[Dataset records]
--- START ---

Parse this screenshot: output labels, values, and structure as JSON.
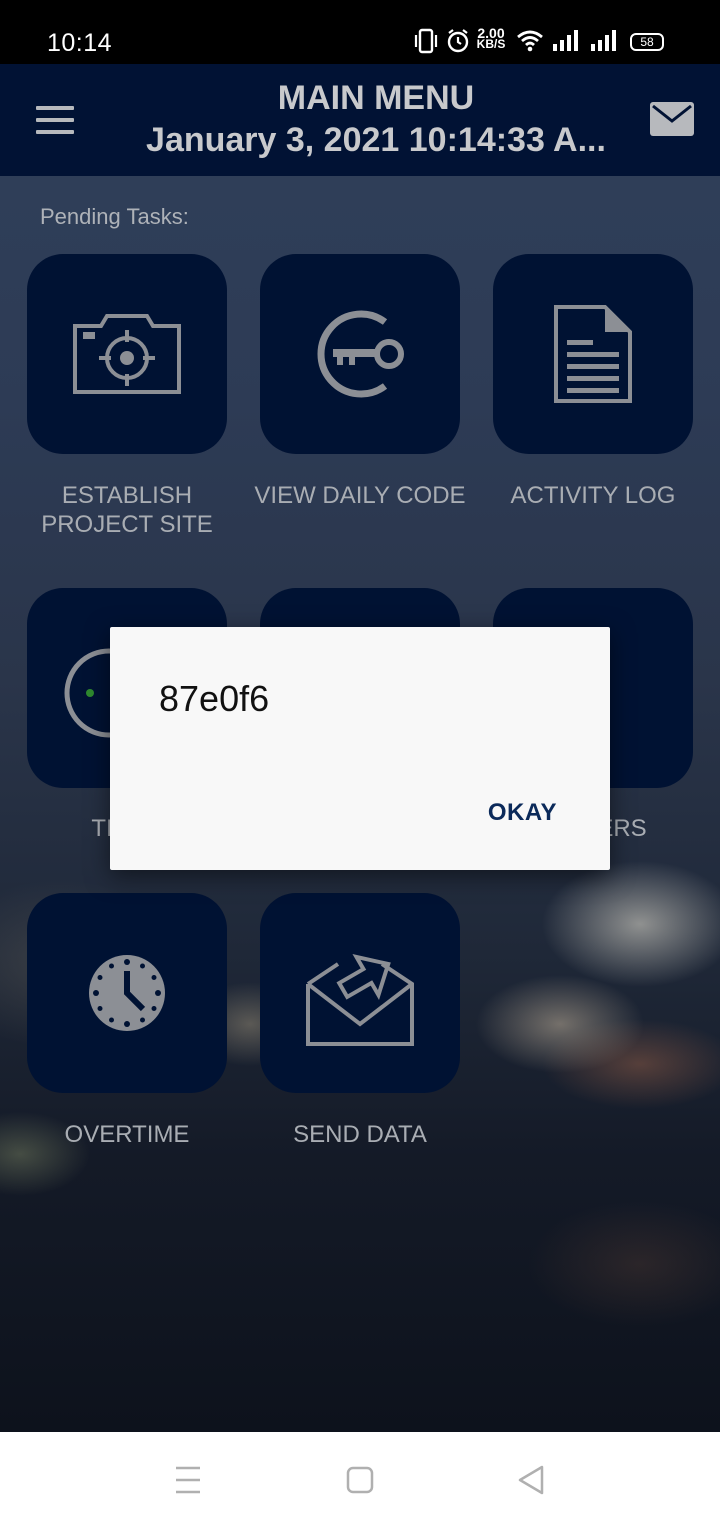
{
  "status_bar": {
    "time": "10:14",
    "net_speed_value": "2.00",
    "net_speed_unit": "KB/S",
    "battery": "58"
  },
  "app_bar": {
    "title": "MAIN MENU",
    "datetime": "January 3, 2021 10:14:33 A..."
  },
  "main": {
    "section_label": "Pending Tasks:",
    "tiles": [
      {
        "label_line1": "ESTABLISH",
        "label_line2": "PROJECT SITE",
        "icon": "camera-icon"
      },
      {
        "label": "VIEW DAILY CODE",
        "icon": "key-icon"
      },
      {
        "label": "ACTIVITY LOG",
        "icon": "document-icon"
      },
      {
        "label": "TI",
        "icon": "timer-icon"
      },
      {
        "label": "",
        "icon": "unknown-icon"
      },
      {
        "label": "ERS",
        "icon": "vehicle-icon"
      },
      {
        "label": "OVERTIME",
        "icon": "clock-icon"
      },
      {
        "label": "SEND DATA",
        "icon": "send-mail-icon"
      }
    ]
  },
  "dialog": {
    "message": "87e0f6",
    "ok_label": "OKAY"
  },
  "colors": {
    "app_bar": "#011234",
    "tile": "#001233",
    "dialog_button": "#0b2a5a"
  }
}
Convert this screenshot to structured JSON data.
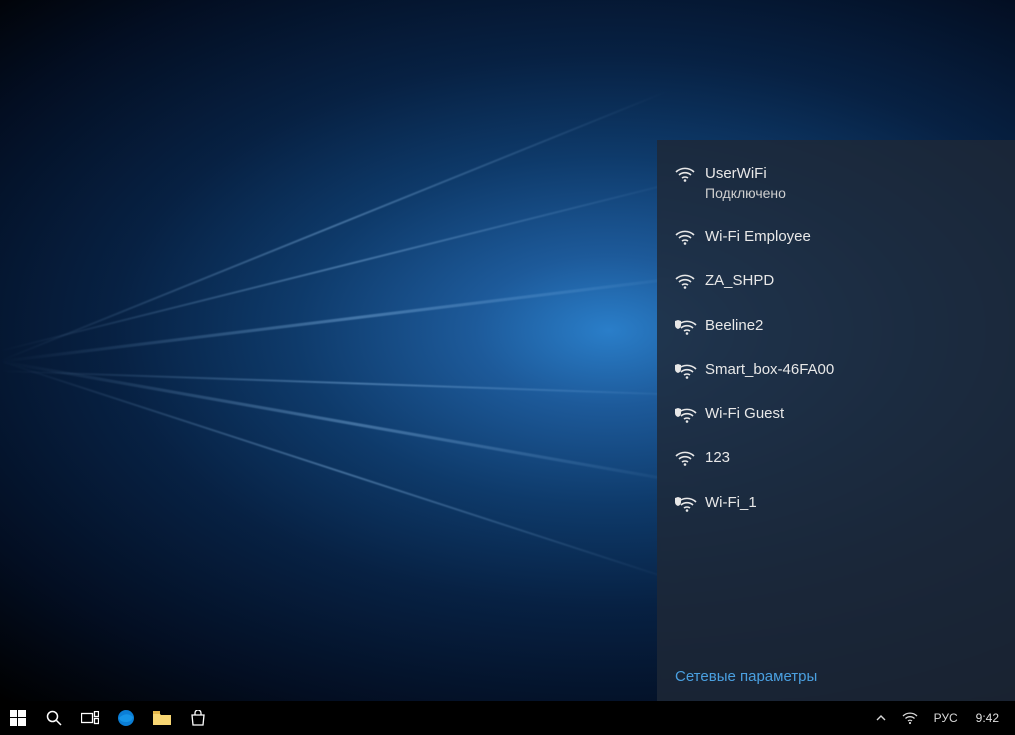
{
  "wifi": {
    "networks": [
      {
        "name": "UserWiFi",
        "status": "Подключено",
        "secured": false
      },
      {
        "name": "Wi-Fi Employee",
        "status": "",
        "secured": false
      },
      {
        "name": "ZA_SHPD",
        "status": "",
        "secured": false
      },
      {
        "name": "Beeline2",
        "status": "",
        "secured": true
      },
      {
        "name": "Smart_box-46FA00",
        "status": "",
        "secured": true
      },
      {
        "name": "Wi-Fi Guest",
        "status": "",
        "secured": true
      },
      {
        "name": "123",
        "status": "",
        "secured": false
      },
      {
        "name": "Wi-Fi_1",
        "status": "",
        "secured": true
      }
    ],
    "settings_link": "Сетевые параметры"
  },
  "taskbar": {
    "lang": "РУС",
    "clock": "9:42"
  }
}
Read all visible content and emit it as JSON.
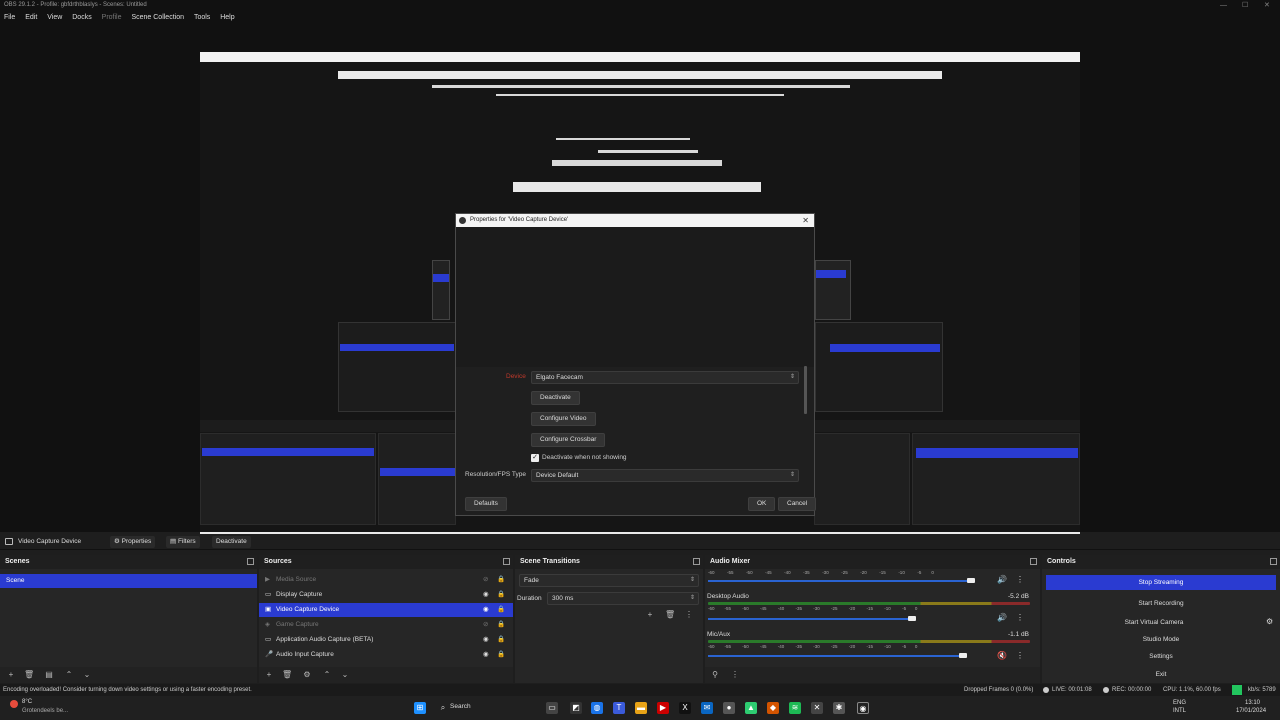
{
  "window": {
    "title": "OBS 29.1.2 - Profile: gbfdrthblaslys - Scenes: Untitled",
    "controls": [
      "—",
      "☐",
      "✕"
    ]
  },
  "menu": [
    "File",
    "Edit",
    "View",
    "Docks",
    "Profile",
    "Scene Collection",
    "Tools",
    "Help"
  ],
  "dialog": {
    "title": "Properties for 'Video Capture Device'",
    "device_label": "Device",
    "device_value": "Elgato Facecam",
    "deactivate": "Deactivate",
    "configure_video": "Configure Video",
    "configure_crossbar": "Configure Crossbar",
    "deactivate_when_not_showing": "Deactivate when not showing",
    "resolution_label": "Resolution/FPS Type",
    "resolution_value": "Device Default",
    "defaults": "Defaults",
    "ok": "OK",
    "cancel": "Cancel"
  },
  "context_bar": {
    "source_name": "Video Capture Device",
    "properties": "Properties",
    "filters": "Filters",
    "deactivate": "Deactivate"
  },
  "scenes": {
    "title": "Scenes",
    "items": [
      "Scene"
    ]
  },
  "sources": {
    "title": "Sources",
    "items": [
      {
        "label": "Media Source",
        "icon": "play-icon",
        "hidden": true
      },
      {
        "label": "Display Capture",
        "icon": "monitor-icon",
        "hidden": false
      },
      {
        "label": "Video Capture Device",
        "icon": "camera-icon",
        "hidden": false,
        "selected": true
      },
      {
        "label": "Game Capture",
        "icon": "gamepad-icon",
        "hidden": true
      },
      {
        "label": "Application Audio Capture (BETA)",
        "icon": "window-icon",
        "hidden": false
      },
      {
        "label": "Audio Input Capture",
        "icon": "mic-icon",
        "hidden": false
      }
    ]
  },
  "transitions": {
    "title": "Scene Transitions",
    "selected": "Fade",
    "duration_label": "Duration",
    "duration_value": "300 ms"
  },
  "mixer": {
    "title": "Audio Mixer",
    "ticks": [
      "-60",
      "-55",
      "-50",
      "-45",
      "-40",
      "-35",
      "-30",
      "-25",
      "-20",
      "-15",
      "-10",
      "-5",
      "0"
    ],
    "channels": [
      {
        "name": "",
        "db": "",
        "level": 0.93
      },
      {
        "name": "Desktop Audio",
        "db": "-5.2 dB",
        "level": 0.72
      },
      {
        "name": "Mic/Aux",
        "db": "-1.1 dB",
        "level": 0.9
      }
    ]
  },
  "controls": {
    "title": "Controls",
    "buttons": [
      "Stop Streaming",
      "Start Recording",
      "Start Virtual Camera",
      "Studio Mode",
      "Settings",
      "Exit"
    ]
  },
  "status": {
    "message": "Encoding overloaded! Consider turning down video settings or using a faster encoding preset.",
    "dropped": "Dropped Frames 0 (0.0%)",
    "live": "LIVE: 00:01:08",
    "rec": "REC: 00:00:00",
    "cpu": "CPU: 1.1%, 60.00 fps",
    "kbs": "kb/s: 5789"
  },
  "taskbar": {
    "weather_temp": "8°C",
    "weather_text": "Grotendeels be...",
    "search": "Search",
    "lang": "ENG",
    "region": "INTL",
    "time": "13:10",
    "date": "17/01/2024"
  },
  "colors": {
    "accent": "#2a3bd1",
    "panel": "#262626",
    "background": "#1e1e1e",
    "live_indicator": "#22c55e"
  }
}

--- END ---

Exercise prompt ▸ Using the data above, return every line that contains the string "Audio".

Answer to this problem ▸
        "label": "Application Audio Capture (BETA)",
        "label": "Audio Input Capture",
    "title": "Audio Mixer",
        "name": "Desktop Audio",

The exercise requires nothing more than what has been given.